  1. Treat employers as a partner in the FMLA. This week, you put together a really snazzy blog page to honor the FMLA’s 30th birthday. Today, you will hold a ceremony to honor 30 years of FMLA. Among other things, your blog post boasts of all the employees you have saved from alleged termination for using FMLA leave, all the employees allegedly denied leave, and the money you’ve recovered from employers you’ve nailed for alleged FMLA violations. You also highlight several employees who have benefited from having access to FMLA. I guess I would expect this approach from a federal agency. But do you know what’s painfully absent from your FMLA celebration, both on your blog post and in your ceremony today? Employers. You don’t offer one good word about employers. If you’re looking to engage employers as partners in this effort, wouldn’t it make sense to highlight those employers who are going above and beyond to provide employees paid FMLA leave and other benefits to support their employees’ need for time off from work? Or will you keep perpetuating the narrative that FMLA = employees vs. employers. Not one person on that celebratory stage today is from the employer community. That’s a pretty big swing and miss. Come on DOL, you know better.
  2. How ’bout we celebrate the FMLA’s 30th birthday with some meaningful guidance from you on issues that are particularly problematic for employers: for instance, 1) How do we address eligibility of remote workers in the post-pandemic era? 2) Does telehealth = in-person visits forever (which may very well be fine, but tell us)? 3) When recertification undermines an employee’s frequency or duration of FMLA leave, why not tell us in as clear a manner as possible whether and to what extent the employee can be disciplined for the excessive absences? Right now, you offer us no guidance. 4) Similarly, if an employee fails to return certification after 15 days, why not give us precise guidance on what we do? And can we lose this mumbo jumbo about issuing discipline only for the days following Day 15? 5) Could we make the “varying work week” far more meaningful and practical? 6) Why not allow transfer to an equivalent position during any type of intermittent leave, not just for planned medical treatment? It protects the employee’s leave but helps employers better manage their workforce.
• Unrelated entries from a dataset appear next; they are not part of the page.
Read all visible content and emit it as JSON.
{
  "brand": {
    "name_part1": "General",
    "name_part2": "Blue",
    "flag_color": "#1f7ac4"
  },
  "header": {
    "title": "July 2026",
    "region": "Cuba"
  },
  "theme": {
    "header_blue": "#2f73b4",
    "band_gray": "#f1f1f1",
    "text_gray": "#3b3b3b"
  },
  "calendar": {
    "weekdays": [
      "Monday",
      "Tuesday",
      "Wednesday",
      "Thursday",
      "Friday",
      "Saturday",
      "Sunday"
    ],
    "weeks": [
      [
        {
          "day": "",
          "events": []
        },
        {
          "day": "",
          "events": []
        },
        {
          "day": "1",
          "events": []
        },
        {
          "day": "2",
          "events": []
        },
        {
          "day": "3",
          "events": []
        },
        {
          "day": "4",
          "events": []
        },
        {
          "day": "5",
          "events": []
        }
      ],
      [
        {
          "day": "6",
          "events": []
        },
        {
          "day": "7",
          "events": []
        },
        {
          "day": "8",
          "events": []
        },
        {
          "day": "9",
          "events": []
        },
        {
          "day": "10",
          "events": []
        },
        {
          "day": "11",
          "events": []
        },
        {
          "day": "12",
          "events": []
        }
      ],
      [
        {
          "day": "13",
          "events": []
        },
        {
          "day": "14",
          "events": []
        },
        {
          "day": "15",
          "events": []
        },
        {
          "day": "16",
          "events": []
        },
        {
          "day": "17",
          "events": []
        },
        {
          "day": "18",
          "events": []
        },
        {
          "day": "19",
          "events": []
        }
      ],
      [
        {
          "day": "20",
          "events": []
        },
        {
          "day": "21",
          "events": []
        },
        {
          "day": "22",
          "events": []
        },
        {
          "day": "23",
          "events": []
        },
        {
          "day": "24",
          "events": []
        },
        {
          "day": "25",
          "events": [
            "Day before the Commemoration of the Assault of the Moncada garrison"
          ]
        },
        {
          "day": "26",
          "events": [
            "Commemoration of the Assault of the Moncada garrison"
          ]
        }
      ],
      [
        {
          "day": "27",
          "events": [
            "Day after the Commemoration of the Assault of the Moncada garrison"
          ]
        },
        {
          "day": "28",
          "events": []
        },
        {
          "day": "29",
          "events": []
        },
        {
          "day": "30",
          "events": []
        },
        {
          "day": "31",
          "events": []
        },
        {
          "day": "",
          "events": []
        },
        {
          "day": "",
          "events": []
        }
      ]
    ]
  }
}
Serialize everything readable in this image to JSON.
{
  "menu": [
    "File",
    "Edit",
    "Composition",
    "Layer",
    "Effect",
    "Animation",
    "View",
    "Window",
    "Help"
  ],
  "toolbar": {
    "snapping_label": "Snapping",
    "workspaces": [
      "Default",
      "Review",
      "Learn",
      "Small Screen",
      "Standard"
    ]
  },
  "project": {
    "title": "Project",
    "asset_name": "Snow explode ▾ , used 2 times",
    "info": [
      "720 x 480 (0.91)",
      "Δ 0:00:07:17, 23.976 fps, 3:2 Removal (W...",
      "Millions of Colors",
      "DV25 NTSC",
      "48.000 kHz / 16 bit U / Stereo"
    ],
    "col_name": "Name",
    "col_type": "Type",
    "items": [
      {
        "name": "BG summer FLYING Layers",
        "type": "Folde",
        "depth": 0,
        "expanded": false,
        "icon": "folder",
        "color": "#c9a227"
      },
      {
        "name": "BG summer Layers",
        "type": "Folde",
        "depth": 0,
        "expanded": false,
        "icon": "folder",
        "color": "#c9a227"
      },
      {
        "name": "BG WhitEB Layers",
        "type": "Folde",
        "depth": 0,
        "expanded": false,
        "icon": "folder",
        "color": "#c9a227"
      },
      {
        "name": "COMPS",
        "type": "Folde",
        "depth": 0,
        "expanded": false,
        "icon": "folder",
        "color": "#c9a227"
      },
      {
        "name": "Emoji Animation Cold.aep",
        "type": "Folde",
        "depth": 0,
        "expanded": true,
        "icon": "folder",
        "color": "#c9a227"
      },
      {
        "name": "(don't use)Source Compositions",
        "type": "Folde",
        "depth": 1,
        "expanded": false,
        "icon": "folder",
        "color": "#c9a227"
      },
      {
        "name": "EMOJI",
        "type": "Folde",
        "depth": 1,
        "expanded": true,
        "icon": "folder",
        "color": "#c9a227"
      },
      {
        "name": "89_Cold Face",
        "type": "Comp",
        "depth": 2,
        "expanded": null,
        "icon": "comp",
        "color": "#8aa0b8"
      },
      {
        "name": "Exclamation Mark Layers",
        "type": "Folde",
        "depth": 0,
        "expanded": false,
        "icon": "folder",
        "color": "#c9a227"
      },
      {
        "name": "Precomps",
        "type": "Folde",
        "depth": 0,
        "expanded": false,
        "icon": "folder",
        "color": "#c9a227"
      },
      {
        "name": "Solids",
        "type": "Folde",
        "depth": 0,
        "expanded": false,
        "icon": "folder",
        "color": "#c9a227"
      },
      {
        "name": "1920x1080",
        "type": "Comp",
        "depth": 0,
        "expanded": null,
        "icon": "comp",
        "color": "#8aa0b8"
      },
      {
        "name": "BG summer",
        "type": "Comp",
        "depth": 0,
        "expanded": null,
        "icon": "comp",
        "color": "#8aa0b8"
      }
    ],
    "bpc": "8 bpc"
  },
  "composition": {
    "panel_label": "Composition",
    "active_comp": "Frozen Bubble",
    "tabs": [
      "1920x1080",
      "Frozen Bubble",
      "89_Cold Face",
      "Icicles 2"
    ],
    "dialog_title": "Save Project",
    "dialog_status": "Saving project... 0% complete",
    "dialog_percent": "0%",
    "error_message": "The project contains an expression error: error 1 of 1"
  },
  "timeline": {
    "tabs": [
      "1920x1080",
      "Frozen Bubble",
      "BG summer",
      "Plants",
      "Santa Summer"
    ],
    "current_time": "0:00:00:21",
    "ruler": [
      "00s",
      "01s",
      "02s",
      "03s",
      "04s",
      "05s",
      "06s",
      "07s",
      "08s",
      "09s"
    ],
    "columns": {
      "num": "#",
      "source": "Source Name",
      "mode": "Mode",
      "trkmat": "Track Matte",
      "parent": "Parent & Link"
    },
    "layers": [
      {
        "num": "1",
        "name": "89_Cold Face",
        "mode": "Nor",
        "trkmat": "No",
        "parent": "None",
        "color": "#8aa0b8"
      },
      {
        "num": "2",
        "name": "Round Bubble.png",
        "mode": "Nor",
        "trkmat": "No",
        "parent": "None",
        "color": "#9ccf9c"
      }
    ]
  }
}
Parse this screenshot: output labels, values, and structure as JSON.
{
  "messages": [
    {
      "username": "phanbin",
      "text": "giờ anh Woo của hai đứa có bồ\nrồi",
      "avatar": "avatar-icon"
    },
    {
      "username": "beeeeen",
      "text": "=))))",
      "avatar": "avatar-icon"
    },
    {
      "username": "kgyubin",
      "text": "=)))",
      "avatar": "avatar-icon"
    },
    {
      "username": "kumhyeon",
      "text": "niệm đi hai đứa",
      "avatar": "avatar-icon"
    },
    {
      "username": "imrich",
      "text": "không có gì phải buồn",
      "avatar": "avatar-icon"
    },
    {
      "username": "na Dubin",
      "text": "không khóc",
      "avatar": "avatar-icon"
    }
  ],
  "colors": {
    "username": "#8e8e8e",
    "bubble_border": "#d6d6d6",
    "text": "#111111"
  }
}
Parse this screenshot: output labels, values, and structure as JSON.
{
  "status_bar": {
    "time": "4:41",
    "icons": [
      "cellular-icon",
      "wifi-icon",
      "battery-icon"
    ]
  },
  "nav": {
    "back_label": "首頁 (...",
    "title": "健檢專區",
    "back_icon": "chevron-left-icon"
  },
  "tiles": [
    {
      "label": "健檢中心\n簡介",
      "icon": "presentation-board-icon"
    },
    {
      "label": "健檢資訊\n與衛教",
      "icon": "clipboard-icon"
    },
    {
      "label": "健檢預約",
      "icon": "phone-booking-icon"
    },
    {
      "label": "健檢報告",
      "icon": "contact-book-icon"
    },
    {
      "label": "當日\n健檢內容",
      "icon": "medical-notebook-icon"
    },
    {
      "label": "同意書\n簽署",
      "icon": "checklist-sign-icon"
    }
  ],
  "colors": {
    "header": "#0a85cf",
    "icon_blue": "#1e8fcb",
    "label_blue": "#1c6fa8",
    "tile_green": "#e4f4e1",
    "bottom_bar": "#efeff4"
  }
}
‘Nuff said. DOL, get to work!

Let me hear from you — if you could change one FMLA regulation, what would it be?

This lovable little federal law drives me crazy nearly every day, but our employees never needed this entitlement more than today.

And that’s really what matters.

Happy 30th birthday, FMLA.